EXERCISE OBJECTIVE =>
Read through the data and report every line in which the word "this" occurs.

══ SOURCE MATERIAL

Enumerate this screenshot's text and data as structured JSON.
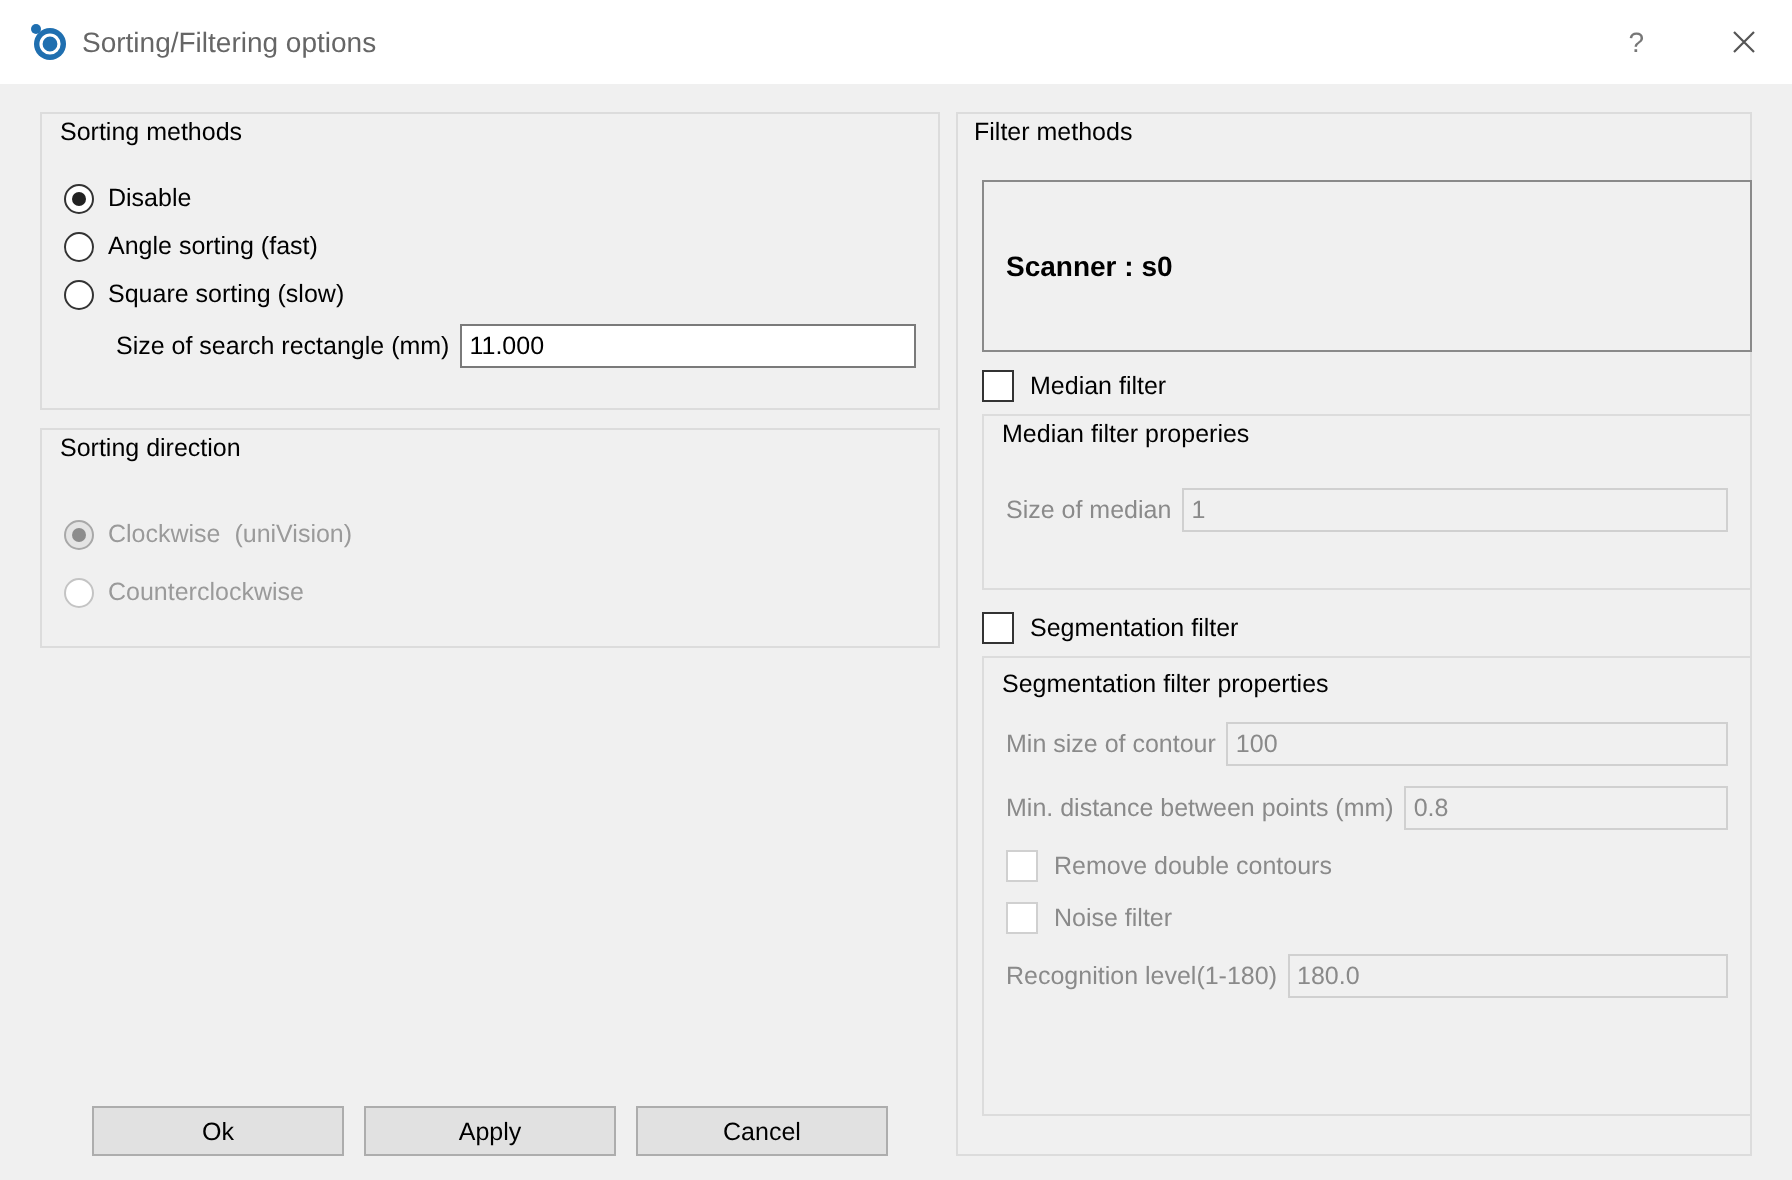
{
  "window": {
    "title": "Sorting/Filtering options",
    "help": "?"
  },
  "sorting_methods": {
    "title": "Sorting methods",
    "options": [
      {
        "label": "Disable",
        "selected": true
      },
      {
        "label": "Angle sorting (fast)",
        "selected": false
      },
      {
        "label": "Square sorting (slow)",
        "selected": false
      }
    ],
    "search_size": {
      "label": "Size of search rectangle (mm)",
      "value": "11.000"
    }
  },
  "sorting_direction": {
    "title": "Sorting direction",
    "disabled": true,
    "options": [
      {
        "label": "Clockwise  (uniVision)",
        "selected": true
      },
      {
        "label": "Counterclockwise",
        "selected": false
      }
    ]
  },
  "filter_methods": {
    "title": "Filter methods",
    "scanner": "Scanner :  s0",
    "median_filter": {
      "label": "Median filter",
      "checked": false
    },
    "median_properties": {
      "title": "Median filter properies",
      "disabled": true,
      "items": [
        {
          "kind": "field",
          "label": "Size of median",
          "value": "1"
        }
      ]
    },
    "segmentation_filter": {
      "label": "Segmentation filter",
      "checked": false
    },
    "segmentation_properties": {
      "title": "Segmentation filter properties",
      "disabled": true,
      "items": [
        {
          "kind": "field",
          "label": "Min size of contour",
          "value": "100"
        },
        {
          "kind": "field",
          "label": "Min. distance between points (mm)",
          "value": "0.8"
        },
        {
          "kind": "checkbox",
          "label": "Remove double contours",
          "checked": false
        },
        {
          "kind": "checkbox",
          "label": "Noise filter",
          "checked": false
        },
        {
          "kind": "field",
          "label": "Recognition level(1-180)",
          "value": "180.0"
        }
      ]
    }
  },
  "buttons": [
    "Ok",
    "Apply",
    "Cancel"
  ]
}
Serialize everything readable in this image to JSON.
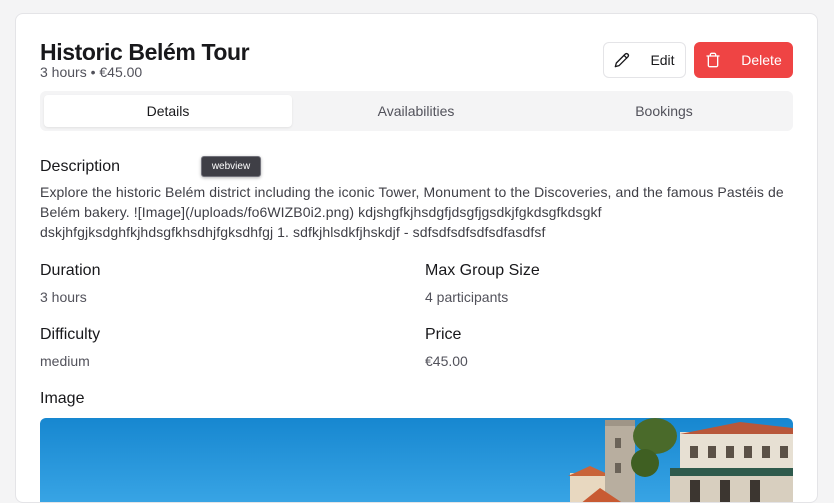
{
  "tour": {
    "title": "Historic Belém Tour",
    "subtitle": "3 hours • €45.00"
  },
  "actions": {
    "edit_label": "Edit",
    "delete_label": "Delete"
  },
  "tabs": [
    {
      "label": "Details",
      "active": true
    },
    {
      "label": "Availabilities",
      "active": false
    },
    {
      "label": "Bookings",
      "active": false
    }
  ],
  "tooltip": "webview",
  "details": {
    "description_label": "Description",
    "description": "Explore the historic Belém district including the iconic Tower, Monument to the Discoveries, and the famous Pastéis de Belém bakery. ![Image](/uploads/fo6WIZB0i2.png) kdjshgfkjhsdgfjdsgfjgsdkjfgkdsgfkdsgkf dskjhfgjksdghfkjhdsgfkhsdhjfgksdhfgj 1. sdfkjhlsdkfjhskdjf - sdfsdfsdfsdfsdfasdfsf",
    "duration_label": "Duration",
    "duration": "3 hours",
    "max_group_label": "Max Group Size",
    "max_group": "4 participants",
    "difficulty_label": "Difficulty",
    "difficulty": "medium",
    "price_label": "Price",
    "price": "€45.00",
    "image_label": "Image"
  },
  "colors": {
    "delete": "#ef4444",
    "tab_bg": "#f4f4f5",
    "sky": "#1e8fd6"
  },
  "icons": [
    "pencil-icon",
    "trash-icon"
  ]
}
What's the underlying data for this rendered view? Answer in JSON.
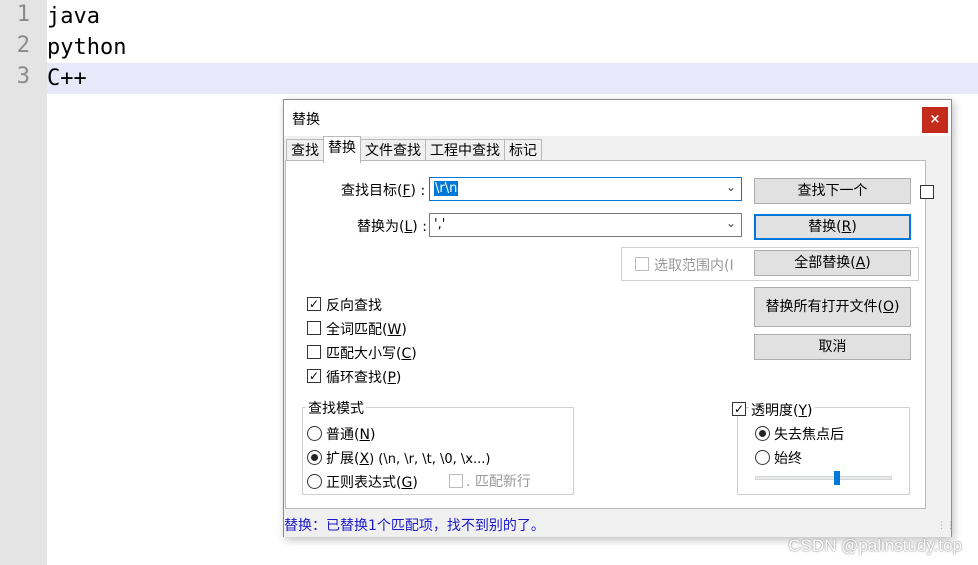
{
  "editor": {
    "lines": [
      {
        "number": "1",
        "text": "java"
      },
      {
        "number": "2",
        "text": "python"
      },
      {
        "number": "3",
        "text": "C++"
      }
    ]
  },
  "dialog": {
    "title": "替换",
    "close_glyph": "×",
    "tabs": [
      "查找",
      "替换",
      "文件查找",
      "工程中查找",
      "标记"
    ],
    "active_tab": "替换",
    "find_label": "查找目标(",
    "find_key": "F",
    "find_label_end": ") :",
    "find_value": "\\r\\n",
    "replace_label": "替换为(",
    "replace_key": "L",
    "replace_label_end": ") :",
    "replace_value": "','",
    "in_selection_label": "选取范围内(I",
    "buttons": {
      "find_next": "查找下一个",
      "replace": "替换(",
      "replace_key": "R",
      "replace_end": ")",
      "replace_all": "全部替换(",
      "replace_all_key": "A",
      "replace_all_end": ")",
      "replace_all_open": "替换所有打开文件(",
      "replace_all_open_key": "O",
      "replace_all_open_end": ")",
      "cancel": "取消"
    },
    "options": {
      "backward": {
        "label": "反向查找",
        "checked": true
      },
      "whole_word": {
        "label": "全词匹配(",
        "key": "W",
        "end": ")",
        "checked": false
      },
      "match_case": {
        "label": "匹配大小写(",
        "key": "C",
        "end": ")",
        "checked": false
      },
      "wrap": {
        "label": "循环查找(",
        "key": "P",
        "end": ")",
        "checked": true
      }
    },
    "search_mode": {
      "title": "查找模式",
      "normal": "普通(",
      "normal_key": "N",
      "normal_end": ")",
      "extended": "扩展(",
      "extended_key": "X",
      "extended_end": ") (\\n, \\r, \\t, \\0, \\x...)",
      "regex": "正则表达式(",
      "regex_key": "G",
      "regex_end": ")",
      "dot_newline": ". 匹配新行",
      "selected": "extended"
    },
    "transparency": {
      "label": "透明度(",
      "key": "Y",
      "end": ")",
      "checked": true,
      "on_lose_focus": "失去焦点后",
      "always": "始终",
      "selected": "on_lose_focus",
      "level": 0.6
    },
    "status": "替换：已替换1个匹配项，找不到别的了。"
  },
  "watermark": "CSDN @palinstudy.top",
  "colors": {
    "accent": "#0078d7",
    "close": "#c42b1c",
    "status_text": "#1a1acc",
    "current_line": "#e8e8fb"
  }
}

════

ANSWER BOX =>
Enumerate this screenshot's text and data as structured JSON.
Serialize everything readable in this image to JSON.
What's the underlying data for this rendered view? Answer in JSON.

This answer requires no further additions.